### Data provided
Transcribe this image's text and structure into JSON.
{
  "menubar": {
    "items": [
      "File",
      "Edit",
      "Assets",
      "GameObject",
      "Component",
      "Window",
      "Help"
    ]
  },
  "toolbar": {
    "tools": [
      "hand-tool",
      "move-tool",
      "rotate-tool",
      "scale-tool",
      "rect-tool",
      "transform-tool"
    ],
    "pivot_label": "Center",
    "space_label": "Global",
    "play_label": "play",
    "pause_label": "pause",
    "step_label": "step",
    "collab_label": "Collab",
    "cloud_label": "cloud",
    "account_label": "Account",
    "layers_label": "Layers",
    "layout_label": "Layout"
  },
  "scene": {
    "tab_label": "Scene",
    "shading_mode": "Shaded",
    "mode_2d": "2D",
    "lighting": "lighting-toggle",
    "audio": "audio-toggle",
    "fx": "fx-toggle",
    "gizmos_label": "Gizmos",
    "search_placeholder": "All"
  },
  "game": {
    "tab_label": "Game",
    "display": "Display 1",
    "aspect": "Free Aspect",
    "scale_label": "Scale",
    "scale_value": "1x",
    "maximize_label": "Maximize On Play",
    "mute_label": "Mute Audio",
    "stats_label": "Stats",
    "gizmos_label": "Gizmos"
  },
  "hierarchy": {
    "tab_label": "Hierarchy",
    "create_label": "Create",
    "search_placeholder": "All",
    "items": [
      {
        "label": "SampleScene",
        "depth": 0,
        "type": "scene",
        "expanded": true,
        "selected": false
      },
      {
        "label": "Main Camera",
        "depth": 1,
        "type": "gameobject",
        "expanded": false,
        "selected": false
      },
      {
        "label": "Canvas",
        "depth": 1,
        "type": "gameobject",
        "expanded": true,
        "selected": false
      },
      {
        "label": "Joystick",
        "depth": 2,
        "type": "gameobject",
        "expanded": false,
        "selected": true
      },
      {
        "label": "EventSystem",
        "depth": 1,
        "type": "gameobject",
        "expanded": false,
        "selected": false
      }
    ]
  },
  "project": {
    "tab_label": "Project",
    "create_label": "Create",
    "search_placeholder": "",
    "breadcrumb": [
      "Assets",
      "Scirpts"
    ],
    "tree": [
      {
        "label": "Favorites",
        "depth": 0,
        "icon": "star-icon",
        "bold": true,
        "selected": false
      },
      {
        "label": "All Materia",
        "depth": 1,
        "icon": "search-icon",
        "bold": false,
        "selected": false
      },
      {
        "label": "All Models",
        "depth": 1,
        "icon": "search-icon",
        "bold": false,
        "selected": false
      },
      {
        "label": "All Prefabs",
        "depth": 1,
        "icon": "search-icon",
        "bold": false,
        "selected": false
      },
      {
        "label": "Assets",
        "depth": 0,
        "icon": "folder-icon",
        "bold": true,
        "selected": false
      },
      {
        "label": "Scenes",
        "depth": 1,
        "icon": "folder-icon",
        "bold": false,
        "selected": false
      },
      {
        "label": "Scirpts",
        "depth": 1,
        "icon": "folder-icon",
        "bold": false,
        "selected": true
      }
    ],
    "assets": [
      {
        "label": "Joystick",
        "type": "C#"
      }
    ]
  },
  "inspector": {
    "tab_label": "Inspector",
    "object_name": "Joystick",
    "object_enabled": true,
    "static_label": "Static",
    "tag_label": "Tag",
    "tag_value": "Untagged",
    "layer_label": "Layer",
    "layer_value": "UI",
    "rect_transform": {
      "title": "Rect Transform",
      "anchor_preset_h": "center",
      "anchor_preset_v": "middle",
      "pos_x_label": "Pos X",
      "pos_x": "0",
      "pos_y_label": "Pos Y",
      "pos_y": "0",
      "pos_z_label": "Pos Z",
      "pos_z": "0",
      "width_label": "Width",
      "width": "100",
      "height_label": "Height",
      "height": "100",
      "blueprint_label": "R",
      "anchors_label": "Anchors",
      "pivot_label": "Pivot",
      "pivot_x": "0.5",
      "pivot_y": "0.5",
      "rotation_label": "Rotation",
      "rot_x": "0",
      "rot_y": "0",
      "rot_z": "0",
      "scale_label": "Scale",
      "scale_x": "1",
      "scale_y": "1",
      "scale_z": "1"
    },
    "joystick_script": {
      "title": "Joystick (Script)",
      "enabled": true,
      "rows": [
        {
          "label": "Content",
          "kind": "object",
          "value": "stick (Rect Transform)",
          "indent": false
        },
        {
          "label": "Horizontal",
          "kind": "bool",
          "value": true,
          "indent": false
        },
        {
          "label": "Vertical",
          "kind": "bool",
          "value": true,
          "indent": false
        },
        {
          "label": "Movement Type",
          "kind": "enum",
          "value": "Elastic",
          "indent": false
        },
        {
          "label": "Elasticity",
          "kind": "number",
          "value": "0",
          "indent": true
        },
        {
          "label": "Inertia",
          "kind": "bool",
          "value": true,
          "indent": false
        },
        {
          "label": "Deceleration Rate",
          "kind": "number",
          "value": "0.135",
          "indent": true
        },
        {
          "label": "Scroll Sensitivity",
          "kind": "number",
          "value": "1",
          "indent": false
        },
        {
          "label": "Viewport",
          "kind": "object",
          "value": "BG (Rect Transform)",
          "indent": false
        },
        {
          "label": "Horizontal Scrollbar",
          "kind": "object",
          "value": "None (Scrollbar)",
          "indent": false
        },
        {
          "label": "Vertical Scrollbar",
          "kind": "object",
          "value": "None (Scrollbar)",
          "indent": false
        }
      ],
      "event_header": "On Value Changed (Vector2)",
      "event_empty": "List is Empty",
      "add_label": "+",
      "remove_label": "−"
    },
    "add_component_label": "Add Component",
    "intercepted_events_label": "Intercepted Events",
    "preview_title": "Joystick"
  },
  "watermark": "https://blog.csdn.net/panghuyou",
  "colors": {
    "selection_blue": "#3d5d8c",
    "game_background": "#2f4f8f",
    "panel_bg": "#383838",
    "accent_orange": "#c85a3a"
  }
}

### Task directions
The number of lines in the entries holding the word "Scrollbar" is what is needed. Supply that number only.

### Task response
4